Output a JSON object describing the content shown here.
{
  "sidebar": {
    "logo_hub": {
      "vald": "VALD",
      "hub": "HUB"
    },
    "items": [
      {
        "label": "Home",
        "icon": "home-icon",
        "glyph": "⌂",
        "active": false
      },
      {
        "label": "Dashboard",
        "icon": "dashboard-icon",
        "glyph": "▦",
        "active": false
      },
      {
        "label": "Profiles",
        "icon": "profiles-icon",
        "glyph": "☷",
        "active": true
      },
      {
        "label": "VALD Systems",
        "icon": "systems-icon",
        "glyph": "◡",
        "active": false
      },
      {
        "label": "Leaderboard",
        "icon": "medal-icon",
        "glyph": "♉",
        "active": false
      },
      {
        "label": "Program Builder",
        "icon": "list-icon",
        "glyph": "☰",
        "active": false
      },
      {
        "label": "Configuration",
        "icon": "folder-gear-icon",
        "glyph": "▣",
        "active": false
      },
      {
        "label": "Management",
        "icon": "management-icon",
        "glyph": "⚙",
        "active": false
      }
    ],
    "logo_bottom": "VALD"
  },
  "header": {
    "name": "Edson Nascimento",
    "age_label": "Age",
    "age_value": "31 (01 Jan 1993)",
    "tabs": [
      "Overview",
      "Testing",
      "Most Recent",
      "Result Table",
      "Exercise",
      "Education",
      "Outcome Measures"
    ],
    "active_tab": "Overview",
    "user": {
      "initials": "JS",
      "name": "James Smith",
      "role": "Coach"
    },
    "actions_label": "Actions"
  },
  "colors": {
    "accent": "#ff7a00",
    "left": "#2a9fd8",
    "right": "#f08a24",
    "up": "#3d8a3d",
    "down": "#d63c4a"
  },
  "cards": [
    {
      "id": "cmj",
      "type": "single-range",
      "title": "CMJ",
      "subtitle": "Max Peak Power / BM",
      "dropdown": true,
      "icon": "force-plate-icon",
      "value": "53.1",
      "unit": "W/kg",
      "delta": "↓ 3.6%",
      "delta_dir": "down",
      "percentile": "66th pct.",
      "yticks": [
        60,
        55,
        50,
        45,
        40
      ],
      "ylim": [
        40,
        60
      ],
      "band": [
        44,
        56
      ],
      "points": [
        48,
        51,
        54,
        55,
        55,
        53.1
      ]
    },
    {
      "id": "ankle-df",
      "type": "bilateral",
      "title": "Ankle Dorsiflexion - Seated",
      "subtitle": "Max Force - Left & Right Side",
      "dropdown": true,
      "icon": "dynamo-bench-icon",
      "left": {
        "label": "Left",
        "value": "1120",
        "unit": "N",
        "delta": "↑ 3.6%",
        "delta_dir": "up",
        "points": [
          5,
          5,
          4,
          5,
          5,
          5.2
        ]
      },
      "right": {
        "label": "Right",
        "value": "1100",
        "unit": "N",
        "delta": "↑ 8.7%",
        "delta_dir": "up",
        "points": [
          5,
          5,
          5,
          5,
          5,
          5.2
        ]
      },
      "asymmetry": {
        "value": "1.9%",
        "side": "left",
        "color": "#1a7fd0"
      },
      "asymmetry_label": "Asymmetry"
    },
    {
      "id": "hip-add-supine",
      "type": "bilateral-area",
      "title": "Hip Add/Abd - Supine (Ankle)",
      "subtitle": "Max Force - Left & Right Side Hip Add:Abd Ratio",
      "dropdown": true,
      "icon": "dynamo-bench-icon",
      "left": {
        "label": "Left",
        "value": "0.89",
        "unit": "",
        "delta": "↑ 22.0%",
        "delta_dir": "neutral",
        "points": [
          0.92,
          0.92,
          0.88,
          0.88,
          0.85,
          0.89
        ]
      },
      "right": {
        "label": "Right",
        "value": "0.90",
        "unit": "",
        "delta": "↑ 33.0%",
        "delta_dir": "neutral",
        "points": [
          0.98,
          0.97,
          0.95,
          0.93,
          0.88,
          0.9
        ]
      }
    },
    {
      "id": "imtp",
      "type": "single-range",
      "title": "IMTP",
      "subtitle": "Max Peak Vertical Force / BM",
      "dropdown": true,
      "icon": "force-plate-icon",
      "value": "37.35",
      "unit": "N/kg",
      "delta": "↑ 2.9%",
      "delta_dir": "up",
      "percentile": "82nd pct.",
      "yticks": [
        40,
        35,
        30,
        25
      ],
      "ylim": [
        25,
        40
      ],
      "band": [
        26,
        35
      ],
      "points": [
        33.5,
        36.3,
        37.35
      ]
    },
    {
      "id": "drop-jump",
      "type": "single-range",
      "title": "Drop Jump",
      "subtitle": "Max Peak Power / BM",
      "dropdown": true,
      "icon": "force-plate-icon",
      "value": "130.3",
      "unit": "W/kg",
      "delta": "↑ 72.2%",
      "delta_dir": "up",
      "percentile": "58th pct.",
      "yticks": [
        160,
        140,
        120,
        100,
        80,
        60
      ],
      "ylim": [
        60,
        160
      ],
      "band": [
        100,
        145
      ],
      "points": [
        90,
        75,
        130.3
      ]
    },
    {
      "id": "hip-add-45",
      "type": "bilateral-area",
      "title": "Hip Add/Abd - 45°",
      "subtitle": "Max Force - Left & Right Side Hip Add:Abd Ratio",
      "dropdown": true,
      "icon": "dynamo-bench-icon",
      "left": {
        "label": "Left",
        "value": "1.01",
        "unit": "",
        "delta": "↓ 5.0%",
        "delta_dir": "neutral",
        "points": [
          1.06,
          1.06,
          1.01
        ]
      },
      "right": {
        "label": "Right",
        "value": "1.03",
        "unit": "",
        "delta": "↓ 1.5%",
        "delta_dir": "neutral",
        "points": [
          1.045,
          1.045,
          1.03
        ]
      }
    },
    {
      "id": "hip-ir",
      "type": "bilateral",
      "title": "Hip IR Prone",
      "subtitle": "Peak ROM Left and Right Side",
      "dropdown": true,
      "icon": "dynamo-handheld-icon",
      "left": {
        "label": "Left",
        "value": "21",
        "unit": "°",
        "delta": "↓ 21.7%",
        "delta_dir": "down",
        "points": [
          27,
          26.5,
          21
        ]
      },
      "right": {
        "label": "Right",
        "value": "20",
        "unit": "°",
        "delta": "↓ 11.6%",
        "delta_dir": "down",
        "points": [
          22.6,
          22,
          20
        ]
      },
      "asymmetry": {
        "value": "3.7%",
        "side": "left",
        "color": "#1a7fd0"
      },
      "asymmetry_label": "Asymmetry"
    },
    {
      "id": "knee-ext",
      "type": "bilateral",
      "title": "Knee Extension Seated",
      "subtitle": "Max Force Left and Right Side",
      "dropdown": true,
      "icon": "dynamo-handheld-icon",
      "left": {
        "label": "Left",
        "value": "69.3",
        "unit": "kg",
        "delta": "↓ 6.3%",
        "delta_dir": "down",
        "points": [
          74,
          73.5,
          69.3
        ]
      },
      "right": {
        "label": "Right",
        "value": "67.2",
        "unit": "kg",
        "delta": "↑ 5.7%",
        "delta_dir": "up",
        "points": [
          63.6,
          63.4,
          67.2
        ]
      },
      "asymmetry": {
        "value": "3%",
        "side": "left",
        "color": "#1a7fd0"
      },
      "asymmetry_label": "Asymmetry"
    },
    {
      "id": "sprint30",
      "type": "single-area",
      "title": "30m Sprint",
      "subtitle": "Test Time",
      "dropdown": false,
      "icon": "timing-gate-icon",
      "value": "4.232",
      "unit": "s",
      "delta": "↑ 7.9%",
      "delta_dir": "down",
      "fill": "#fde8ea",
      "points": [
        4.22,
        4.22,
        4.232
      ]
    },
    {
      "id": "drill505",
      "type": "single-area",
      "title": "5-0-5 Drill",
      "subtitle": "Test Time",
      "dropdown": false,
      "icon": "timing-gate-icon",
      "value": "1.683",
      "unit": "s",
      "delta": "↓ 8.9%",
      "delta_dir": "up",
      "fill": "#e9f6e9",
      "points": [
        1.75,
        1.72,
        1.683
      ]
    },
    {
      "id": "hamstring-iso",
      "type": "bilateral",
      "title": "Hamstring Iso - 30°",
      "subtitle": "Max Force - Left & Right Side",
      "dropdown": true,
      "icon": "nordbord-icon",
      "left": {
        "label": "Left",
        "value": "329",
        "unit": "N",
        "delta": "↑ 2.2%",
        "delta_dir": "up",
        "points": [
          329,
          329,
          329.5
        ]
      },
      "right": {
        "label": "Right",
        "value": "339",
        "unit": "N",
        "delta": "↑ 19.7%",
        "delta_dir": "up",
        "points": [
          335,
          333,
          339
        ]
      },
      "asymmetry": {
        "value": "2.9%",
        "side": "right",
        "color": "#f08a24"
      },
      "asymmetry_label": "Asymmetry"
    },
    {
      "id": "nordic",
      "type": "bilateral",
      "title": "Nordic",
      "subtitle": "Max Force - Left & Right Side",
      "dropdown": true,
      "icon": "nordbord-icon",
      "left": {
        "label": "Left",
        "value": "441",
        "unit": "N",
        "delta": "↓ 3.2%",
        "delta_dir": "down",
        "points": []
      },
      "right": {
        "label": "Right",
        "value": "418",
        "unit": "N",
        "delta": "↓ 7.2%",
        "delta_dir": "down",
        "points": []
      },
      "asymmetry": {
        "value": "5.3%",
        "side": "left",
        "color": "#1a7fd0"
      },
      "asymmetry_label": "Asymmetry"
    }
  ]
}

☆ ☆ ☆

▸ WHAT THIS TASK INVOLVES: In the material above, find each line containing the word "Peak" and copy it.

▸ ANSWER:
      "subtitle": "Max Peak Power / BM",
      "subtitle": "Max Peak Vertical Force / BM",
      "subtitle": "Max Peak Power / BM",
      "subtitle": "Peak ROM Left and Right Side",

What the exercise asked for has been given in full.